In the research, early shrinkage was measured in Shrinkage Cone deltaEL, as shown in Figure 2. System allows for continuous measurement of fresh mortar, by laser measurement of changes in height of conical sample. The linear change in sample height corresponds to the volumetric shrinkage of the sample. Standard mortars were prepared and placed in the cone immediately after mixing. The measurement itself lasted 24 h. The apparatus was kept in a climatic chamber, in set temperature 20oC and humidity of 65%, for the duration of the tests, to minimize the effects of environmental conditions on the sample.
3 Results and discussion
3.1 Rheology of fresh mortar
The results of continuous measurement of torque of CSA cement with CEM I 42.5R NA addition are shown in figure 3.

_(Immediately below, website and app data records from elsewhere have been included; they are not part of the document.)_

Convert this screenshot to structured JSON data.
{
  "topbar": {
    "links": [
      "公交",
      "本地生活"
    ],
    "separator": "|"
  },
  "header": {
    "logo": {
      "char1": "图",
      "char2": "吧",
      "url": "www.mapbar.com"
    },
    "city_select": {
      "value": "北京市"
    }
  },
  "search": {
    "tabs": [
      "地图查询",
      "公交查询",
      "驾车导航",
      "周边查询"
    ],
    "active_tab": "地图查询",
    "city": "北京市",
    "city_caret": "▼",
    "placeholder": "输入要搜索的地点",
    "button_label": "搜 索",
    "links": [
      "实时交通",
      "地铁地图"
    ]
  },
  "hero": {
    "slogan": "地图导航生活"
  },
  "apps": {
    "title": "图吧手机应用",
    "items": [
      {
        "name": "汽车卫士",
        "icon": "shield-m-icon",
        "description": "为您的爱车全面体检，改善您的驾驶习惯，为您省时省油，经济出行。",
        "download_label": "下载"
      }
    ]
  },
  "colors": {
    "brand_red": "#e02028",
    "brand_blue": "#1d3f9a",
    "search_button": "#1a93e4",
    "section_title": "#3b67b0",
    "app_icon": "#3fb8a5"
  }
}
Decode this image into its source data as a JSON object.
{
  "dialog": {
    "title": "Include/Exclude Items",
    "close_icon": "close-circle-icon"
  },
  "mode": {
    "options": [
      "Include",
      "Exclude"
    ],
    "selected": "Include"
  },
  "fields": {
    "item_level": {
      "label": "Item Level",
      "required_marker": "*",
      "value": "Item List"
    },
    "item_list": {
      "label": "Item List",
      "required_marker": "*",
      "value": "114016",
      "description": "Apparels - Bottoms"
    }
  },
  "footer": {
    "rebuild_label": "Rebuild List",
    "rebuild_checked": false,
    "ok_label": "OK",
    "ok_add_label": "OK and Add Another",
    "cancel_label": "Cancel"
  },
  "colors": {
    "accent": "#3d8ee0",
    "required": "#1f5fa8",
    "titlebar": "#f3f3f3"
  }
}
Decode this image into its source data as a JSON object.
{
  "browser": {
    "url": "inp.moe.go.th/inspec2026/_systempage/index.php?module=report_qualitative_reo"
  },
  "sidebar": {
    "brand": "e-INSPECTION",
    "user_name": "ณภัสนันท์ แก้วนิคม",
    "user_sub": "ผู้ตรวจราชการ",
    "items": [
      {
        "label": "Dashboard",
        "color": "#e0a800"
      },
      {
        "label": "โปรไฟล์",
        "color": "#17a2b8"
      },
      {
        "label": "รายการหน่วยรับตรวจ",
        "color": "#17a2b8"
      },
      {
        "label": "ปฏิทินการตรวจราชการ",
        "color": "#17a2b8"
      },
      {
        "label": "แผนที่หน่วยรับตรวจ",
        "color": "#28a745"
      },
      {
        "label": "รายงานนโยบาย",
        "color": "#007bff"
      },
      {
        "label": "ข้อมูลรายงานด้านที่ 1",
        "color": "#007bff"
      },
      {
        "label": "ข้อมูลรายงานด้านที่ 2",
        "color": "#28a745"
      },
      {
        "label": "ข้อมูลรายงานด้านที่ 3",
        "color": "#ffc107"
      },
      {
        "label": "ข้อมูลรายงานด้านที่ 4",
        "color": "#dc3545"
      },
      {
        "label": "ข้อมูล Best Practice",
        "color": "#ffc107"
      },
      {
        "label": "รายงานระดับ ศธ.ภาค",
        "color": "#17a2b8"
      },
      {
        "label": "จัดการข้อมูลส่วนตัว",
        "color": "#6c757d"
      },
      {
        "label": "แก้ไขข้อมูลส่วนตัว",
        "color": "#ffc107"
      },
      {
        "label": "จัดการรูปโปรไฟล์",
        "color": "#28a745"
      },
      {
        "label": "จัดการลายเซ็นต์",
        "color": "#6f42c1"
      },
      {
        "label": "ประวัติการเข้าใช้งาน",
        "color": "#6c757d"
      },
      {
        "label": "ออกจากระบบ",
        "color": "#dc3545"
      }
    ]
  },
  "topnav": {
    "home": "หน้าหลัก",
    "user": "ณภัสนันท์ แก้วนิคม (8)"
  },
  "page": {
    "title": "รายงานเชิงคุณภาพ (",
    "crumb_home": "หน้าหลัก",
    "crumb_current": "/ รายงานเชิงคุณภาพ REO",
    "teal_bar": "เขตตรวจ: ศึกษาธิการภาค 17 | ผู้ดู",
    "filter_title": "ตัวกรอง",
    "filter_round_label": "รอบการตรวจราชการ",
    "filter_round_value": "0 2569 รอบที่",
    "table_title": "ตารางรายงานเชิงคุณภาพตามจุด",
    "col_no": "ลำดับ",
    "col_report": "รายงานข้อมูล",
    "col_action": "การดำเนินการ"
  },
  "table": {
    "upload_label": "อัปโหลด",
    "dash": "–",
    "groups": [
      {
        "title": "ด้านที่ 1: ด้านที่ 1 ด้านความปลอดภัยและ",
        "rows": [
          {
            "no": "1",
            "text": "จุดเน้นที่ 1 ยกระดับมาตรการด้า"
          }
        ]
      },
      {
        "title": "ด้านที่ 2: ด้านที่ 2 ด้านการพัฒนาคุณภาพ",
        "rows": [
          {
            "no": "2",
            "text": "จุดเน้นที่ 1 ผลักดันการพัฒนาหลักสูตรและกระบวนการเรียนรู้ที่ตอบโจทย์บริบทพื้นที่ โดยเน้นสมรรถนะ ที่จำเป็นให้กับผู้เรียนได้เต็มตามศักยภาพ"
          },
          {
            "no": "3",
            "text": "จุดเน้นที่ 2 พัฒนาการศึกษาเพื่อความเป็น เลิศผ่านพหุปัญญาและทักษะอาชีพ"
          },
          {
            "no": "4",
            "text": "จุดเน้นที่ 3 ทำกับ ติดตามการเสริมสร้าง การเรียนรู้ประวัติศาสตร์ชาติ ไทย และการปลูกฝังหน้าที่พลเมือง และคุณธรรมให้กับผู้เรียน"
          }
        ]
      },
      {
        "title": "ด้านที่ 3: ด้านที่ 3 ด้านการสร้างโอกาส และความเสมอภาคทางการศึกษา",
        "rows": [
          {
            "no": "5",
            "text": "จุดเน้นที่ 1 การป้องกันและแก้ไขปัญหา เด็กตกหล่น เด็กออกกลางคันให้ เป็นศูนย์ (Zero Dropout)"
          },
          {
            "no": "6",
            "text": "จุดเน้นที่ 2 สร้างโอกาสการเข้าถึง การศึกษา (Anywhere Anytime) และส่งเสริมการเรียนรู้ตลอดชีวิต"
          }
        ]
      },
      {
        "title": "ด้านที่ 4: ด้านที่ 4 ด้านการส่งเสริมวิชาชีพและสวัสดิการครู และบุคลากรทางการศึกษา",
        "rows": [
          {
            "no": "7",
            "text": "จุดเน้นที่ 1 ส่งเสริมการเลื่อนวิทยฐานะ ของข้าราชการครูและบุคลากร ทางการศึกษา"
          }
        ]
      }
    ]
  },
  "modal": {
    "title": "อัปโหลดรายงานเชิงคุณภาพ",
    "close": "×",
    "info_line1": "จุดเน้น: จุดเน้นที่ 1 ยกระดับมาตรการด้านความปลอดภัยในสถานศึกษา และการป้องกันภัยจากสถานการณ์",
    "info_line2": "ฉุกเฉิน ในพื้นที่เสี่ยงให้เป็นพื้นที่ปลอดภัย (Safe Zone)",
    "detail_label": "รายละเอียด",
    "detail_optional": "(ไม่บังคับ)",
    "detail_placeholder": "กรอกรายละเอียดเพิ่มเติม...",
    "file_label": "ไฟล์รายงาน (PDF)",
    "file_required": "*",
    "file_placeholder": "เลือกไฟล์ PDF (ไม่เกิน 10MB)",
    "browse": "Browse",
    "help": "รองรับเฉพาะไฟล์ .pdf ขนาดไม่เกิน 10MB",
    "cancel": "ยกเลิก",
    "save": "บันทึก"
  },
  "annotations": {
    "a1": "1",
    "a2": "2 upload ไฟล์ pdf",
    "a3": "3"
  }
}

As it can be seen, CSA cement is characterized by the lowest torque, which changed very little in time, rising from around 14 Nmm to 20 Nmm during the first 90 minutes. The torque of Portland cement CEM I 42.5R NA underwent more visible change, increasing from 25 Nmm to over 40 Nmm. However, the mortars with a mix of CSA cement with 10, 20 and 30% of CEM I 42.5R NA had exhibited unusual behavior. The torque of those cements substantially increased, and quickly reached 100 Nmm. The tests have been stopped after the torque reached 100 Nmm, due to the fact, that for the high torque values, mortar can be so stiff, that it does not let the probe pass. This leads to the mortar skidding on the walls of measuring container, and yields wring test results. The increase in torque, caused by rapid loss of workability, made it impossible to accurately measure yield stress and plastic viscosity, thus for mortars with cements with 20% and 30% of CEM I 42.5R NA addition, the measuring process shown in figure 1 was changed to constant rotational speed of 60 rpm. Still, the loss of workability was extremely swift, and the measurement had to be stopped after 10 minutes in case of 30% addition of CEM I 42.5R NA to CSA cement, and was practically impossible for mortars with cement with 20% of CEM I 42.5R NA mass.